No one has any “right,” under ordinary everyday circumstances, to use violence or the threat thereof to control another’s life or property. In fact, each of us has a very serious moral obligation to not engage our fellow human beings in such a manner. Yet, cloak a cop or a tax collector or a politician in the magical, quantum-physics defying aura of government, and suddenly this becomes not only acceptable, but even commendable and necessary. Such is the intrinsic nature of the State.
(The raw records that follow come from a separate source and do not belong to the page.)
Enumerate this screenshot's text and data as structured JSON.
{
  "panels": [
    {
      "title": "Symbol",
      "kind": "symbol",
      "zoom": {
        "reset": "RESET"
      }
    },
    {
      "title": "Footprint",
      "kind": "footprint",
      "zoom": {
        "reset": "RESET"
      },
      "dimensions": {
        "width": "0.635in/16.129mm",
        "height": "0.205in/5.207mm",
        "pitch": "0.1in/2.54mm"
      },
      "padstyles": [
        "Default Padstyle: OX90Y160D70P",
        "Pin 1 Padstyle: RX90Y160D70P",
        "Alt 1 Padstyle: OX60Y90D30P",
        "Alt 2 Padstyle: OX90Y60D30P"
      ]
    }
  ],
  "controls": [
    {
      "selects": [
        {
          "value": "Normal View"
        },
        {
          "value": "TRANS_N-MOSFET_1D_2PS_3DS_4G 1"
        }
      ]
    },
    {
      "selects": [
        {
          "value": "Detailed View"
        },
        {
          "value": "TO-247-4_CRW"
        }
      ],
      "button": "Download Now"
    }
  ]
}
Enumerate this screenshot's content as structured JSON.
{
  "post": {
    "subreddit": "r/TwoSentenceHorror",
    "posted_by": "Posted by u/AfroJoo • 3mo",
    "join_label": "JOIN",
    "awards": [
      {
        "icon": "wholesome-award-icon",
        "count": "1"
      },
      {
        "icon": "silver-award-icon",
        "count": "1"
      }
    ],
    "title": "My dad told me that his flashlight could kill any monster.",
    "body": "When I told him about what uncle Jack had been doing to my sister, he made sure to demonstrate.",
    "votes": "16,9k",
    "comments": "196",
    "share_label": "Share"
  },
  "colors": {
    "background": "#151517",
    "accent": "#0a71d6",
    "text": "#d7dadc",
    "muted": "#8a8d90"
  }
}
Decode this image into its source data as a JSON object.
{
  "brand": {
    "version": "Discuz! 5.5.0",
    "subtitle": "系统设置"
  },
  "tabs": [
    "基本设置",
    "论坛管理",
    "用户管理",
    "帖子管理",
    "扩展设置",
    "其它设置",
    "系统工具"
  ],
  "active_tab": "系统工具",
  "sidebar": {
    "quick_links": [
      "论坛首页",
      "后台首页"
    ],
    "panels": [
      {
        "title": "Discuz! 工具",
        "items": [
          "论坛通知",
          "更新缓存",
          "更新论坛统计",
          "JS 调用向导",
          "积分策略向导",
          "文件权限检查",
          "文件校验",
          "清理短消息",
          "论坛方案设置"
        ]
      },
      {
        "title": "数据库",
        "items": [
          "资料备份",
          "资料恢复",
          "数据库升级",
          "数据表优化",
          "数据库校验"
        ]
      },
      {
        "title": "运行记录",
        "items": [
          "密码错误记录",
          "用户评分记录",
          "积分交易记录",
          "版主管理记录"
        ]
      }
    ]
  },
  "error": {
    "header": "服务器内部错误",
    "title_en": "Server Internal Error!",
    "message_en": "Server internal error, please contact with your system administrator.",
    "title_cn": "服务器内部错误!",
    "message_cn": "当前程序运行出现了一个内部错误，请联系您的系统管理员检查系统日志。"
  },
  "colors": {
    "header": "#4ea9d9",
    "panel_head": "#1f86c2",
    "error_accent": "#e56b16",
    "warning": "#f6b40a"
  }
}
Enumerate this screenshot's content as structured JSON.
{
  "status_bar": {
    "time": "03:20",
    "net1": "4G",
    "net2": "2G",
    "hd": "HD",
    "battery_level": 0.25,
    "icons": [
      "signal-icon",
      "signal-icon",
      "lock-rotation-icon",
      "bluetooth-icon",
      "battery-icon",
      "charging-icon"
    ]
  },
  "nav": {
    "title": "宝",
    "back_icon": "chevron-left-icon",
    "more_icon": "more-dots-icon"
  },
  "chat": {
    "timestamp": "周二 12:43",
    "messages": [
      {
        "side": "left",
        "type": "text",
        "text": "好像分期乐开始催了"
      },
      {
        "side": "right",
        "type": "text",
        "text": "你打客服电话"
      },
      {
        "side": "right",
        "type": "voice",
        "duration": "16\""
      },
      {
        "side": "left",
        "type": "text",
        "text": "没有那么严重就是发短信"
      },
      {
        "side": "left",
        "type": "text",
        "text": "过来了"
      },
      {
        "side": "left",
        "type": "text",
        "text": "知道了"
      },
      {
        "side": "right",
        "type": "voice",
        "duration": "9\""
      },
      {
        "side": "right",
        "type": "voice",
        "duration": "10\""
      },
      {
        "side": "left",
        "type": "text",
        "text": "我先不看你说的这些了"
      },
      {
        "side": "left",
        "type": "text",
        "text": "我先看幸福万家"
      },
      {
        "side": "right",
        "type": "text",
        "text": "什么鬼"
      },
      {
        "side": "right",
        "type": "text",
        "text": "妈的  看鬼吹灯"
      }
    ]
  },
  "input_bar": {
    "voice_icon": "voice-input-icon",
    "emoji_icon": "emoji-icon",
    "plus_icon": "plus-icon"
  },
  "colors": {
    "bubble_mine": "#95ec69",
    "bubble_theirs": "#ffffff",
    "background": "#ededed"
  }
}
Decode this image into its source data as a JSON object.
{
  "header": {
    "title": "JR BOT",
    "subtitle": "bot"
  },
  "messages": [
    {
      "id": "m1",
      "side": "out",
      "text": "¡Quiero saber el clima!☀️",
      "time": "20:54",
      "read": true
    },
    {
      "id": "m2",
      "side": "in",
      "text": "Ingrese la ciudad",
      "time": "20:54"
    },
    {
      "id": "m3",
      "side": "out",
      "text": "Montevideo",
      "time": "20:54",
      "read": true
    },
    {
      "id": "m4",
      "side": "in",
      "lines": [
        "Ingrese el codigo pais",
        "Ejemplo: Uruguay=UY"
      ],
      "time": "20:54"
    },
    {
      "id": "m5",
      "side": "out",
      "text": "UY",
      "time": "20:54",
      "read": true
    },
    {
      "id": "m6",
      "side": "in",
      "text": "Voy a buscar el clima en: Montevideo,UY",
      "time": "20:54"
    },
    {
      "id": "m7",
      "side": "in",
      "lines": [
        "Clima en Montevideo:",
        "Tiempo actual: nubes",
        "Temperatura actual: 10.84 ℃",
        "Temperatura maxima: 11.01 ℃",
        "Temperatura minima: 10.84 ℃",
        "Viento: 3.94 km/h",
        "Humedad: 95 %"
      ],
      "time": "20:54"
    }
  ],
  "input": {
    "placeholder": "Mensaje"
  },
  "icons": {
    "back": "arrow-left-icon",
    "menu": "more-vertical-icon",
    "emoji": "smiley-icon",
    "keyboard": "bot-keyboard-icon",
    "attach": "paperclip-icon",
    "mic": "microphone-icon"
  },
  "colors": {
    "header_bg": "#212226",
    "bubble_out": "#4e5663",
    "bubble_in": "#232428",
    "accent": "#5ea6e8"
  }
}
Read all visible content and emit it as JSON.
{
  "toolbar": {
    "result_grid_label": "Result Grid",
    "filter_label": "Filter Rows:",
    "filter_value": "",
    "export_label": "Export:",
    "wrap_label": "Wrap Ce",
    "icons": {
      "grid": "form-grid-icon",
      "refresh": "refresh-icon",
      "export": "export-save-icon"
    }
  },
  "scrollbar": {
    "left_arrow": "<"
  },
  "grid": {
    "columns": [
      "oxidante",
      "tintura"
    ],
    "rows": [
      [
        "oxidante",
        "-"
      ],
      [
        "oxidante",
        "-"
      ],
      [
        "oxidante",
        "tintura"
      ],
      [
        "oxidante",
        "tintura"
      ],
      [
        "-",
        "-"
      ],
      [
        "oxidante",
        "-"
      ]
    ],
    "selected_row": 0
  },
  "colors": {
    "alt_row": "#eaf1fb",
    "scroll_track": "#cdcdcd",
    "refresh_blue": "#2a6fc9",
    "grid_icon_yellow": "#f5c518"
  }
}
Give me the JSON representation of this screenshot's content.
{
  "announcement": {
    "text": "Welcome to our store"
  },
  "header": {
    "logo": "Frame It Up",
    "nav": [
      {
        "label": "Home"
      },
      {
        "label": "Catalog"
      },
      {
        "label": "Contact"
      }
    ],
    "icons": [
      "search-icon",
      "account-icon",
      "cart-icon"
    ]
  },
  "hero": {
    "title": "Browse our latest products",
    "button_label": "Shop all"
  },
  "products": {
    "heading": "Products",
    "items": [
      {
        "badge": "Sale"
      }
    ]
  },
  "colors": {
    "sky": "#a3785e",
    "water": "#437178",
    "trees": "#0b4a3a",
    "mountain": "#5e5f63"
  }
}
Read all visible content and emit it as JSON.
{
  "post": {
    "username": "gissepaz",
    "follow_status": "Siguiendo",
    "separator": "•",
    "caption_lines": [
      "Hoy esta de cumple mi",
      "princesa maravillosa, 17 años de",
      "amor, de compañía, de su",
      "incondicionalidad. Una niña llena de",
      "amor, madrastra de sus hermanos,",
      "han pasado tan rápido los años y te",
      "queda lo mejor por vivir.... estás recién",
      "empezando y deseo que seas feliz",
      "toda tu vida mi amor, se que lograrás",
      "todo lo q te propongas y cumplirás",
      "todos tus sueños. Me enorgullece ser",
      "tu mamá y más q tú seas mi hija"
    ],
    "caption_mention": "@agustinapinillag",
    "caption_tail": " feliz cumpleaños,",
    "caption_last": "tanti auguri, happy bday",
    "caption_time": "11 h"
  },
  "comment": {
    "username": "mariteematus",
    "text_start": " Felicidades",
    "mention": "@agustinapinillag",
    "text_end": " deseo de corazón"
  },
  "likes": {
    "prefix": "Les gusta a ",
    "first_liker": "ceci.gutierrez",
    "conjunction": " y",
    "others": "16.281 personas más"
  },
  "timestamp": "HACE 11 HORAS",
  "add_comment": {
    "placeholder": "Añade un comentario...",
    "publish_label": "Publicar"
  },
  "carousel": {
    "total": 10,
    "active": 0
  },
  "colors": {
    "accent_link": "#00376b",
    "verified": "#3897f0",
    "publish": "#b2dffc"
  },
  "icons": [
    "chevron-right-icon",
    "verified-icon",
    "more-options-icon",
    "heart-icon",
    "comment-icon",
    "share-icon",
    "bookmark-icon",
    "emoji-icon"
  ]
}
Thus, by voting in political elections, a voter implicitly endorses this kind of immoral and intellectually indefensible behavior by proxy. No, Mr. or Ms. Voter, it’s not you specifically who holds the gun to the taxpayer’s head, throws the marijuana smoker into the jail cell, imprisons the peaceful owner of a certain type of weapon for life – and it may not even be the series of politicians you voted for – but in essence, by voting, by casting that ballot for the continuation of government, you are hiring hit men (and women) to do those things for you. You are endorsing the inherent violence and thievery of government.
The good news is that the majority of people don’t vote – either because they don’t want to, or because they don’t satisfy governmental criteria for being able to do so. As a result, there are a minority of individuals to whom this message must be carried. It would also not do any harm to bring these points to the attention of non-voters, who although they are already doing good by politically abstaining, consistently show in survey after survey that they fundamentally share the same political views as those of voters. One does well by working to change that. Yet, even then, think of the typical reasons most non-voters give for not showing up at the polls: “There’s no one running who I like.” “I don’t watch the news or pay attention to politics.” “The system is rigged.” “I’m too busy, I have bills to pay.” In each and every instance, what is implied is a.) a mistrust of and disdain for government, and; b.) that the life, career, family, and recreational time of the non-voter is more important than what bureaucrats and politicians are doing and are all about. That alone is still healthy.
Saying you have a “right” to vote only empowers government, not you or anyone else. Again, it’s like saying you have a right to hire assasins and thieves to give you what you want at someone else’s expense. This is never justifiable. Each of us has an obligation to not kill, to not steal, to deal with each other as co-equals in a open, honest, and peaceful manner. Even getting your name put on a voter registration list contravenes these essential principles of a free and prosperous society. If that’s you, consider not only ceasing and desisting from voting, but getting your name removed from the registration rolls. It’s not difficult; I know people who’ve done it with very little effort. Even that’s not the point, though.
You have an obligation to not vote. Own up to it.
Translations for this article:
- Spanish, La Obligación Moral de No Votar.